Sweltering heat and humidity will add further strain to recovery efforts in Texas and Louisiana prior to the arrival of cooler air later next week.
Temperatures will peak in the upper 80s and lower 90s F along the western and central Gulf Coast each afternoon through Tuesday.
High humidity levels and times of sunshine will push AccuWeather RealFeel® Temperatures into the upper 90s to low 100s. Humidity levels will be even higher where floodwaters remain.
Little relief will come after dark as it will remain warm and muggy with AccuWeather RealFeel® Temperatures hovering in the 80s F.
Those who remain without power and air conditioning can head to an open shopping mall, library or shelter to seek relief from the heat. Drink plenty of clean, bottled water or properly boiled water to prevent dehydration.

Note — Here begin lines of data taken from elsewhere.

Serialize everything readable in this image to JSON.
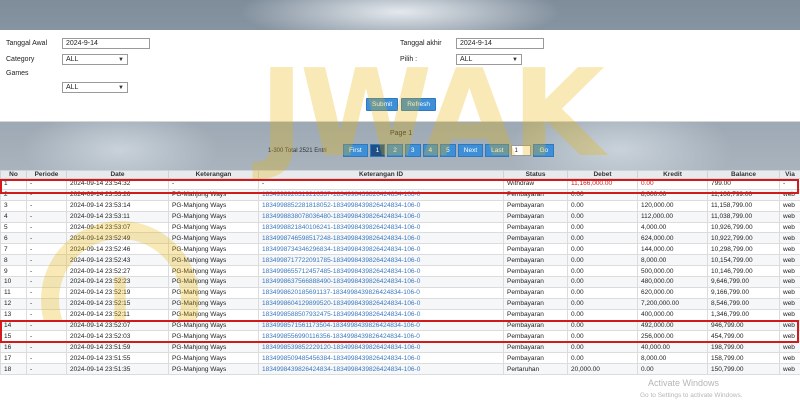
{
  "filters": {
    "tanggal_awal_label": "Tanggal Awal",
    "tanggal_awal_value": "2024-9-14",
    "tanggal_akhir_label": "Tanggal akhir",
    "tanggal_akhir_value": "2024-9-14",
    "category_label": "Category",
    "category_value": "ALL",
    "games_label": "Games",
    "games_value": "ALL",
    "pilih_label": "Pilih :",
    "pilih_value": "ALL",
    "submit_label": "Submit",
    "refresh_label": "Refresh"
  },
  "pagination": {
    "page_label": "Page 1",
    "entries": "1-300 Total 2521 Entri",
    "first": "First",
    "pages": [
      "1",
      "2",
      "3",
      "4",
      "5"
    ],
    "next": "Next",
    "last": "Last",
    "goto_value": "1",
    "go": "Go"
  },
  "table": {
    "headers": [
      "No",
      "Periode",
      "Date",
      "Keterangan",
      "Keterangan ID",
      "Status",
      "Debet",
      "Kredit",
      "Balance",
      "Via"
    ],
    "rows": [
      [
        "1",
        "-",
        "2024-09-14 23:54:32",
        "-",
        "-",
        "Withdraw",
        "11,166,000.00",
        "0.00",
        "799.00",
        "-"
      ],
      [
        "2",
        "-",
        "2024-09-14 23:53:26",
        "PG-Mahjong Ways",
        "1834998920319216537-1834998439826424834-106-0",
        "Pembayaran",
        "0.00",
        "8,000.00",
        "11,166,799.00",
        "web"
      ],
      [
        "3",
        "-",
        "2024-09-14 23:53:14",
        "PG-Mahjong Ways",
        "1834998852281818052-1834998439826424834-106-0",
        "Pembayaran",
        "0.00",
        "120,000.00",
        "11,158,799.00",
        "web"
      ],
      [
        "4",
        "-",
        "2024-09-14 23:53:11",
        "PG-Mahjong Ways",
        "1834998838078036480-1834998439826424834-106-0",
        "Pembayaran",
        "0.00",
        "112,000.00",
        "11,038,799.00",
        "web"
      ],
      [
        "5",
        "-",
        "2024-09-14 23:53:07",
        "PG-Mahjong Ways",
        "1834998821840106241-1834998439826424834-106-0",
        "Pembayaran",
        "0.00",
        "4,000.00",
        "10,926,799.00",
        "web"
      ],
      [
        "6",
        "-",
        "2024-09-14 23:52:49",
        "PG-Mahjong Ways",
        "1834998746598517248-1834998439826424834-106-0",
        "Pembayaran",
        "0.00",
        "624,000.00",
        "10,922,799.00",
        "web"
      ],
      [
        "7",
        "-",
        "2024-09-14 23:52:46",
        "PG-Mahjong Ways",
        "1834998734346296834-1834998439826424834-106-0",
        "Pembayaran",
        "0.00",
        "144,000.00",
        "10,298,799.00",
        "web"
      ],
      [
        "8",
        "-",
        "2024-09-14 23:52:43",
        "PG-Mahjong Ways",
        "1834998717722091785-1834998439826424834-106-0",
        "Pembayaran",
        "0.00",
        "8,000.00",
        "10,154,799.00",
        "web"
      ],
      [
        "9",
        "-",
        "2024-09-14 23:52:27",
        "PG-Mahjong Ways",
        "1834998655712457485-1834998439826424834-106-0",
        "Pembayaran",
        "0.00",
        "500,000.00",
        "10,146,799.00",
        "web"
      ],
      [
        "10",
        "-",
        "2024-09-14 23:52:23",
        "PG-Mahjong Ways",
        "1834998637566888490-1834998439826424834-106-0",
        "Pembayaran",
        "0.00",
        "480,000.00",
        "9,646,799.00",
        "web"
      ],
      [
        "11",
        "-",
        "2024-09-14 23:52:19",
        "PG-Mahjong Ways",
        "1834998620185691137-1834998439826424834-106-0",
        "Pembayaran",
        "0.00",
        "620,000.00",
        "9,166,799.00",
        "web"
      ],
      [
        "12",
        "-",
        "2024-09-14 23:52:15",
        "PG-Mahjong Ways",
        "1834998604129899520-1834998439826424834-106-0",
        "Pembayaran",
        "0.00",
        "7,200,000.00",
        "8,546,799.00",
        "web"
      ],
      [
        "13",
        "-",
        "2024-09-14 23:52:11",
        "PG-Mahjong Ways",
        "1834998588507932475-1834998439826424834-106-0",
        "Pembayaran",
        "0.00",
        "400,000.00",
        "1,346,799.00",
        "web"
      ],
      [
        "14",
        "-",
        "2024-09-14 23:52:07",
        "PG-Mahjong Ways",
        "1834998571561173504-1834998439826424834-106-0",
        "Pembayaran",
        "0.00",
        "492,000.00",
        "946,799.00",
        "web"
      ],
      [
        "15",
        "-",
        "2024-09-14 23:52:03",
        "PG-Mahjong Ways",
        "1834998556990116356-1834998439826424834-106-0",
        "Pembayaran",
        "0.00",
        "256,000.00",
        "454,799.00",
        "web"
      ],
      [
        "16",
        "-",
        "2024-09-14 23:51:59",
        "PG-Mahjong Ways",
        "1834998539852229120-1834998439826424834-106-0",
        "Pembayaran",
        "0.00",
        "40,000.00",
        "198,799.00",
        "web"
      ],
      [
        "17",
        "-",
        "2024-09-14 23:51:55",
        "PG-Mahjong Ways",
        "1834998509485456384-1834998439826424834-106-0",
        "Pembayaran",
        "0.00",
        "8,000.00",
        "158,799.00",
        "web"
      ],
      [
        "18",
        "-",
        "2024-09-14 23:51:35",
        "PG-Mahjong Ways",
        "1834998439826424834-1834998439826424834-106-0",
        "Pertaruhan",
        "20,000.00",
        "0.00",
        "150,799.00",
        "web"
      ]
    ]
  },
  "watermark": {
    "text": "JWAK",
    "color": "#e8b400"
  },
  "activation": {
    "title": "Activate Windows",
    "subtitle": "Go to Settings to activate Windows."
  },
  "colors": {
    "button_blue": "#3d8fd8",
    "link_blue": "#3a78c0",
    "negative_red": "#d01818",
    "highlight_red": "#d21a1a"
  }
}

On Friday, the United States Marine Corps announced on Twitter that members of the Marine Corps Reserve are searching flooded neighborhoods throughout the Houston metro area for residents that still need rescuing.
The dangers of poisonous snakes, alligators and other creatures will linger in the floodwaters as rescue crews continue to search inundated neighborhoods and residents try to gather belongings.
Recovery efforts may be slowed for a time as spotty thunderstorms erupt early in the week.
However, if a tropical disturbance over the western Gulf of Mexico gathers strength and drifts northward, downpours could be enhanced.
A dramatic change in the weather pattern will bring much-needed relief to the area later in the week.
“High pressure will provide the impetus for a bout of autumnal weather as it surges southward out of central Canada across the Great Plains and then into Texas and Louisiana at midweek,” AccuWeather Senior Meteorologist Mike LeSeney said.
Humidity will drop to unusually low levels along the Gulf Coast with temperatures falling to around 10 degrees Fahrenheit below normal.
“Showers and thunderstorms will accompany the leading edge of this push of cool, dry air and bring a threat of rain to southeastern Texas, including Houston,” LeSeney said.
These thunderstorms will be more widespread when compared to the storms earlier in the week. Fortunately, they will cross the area swiftly, limiting the threat for any new flooding.
As the quieter weather settles in at late week, all interests along the Gulf Coast and Eastern Seaboard should monitor the progress of Irma as it tracks closer to the United States.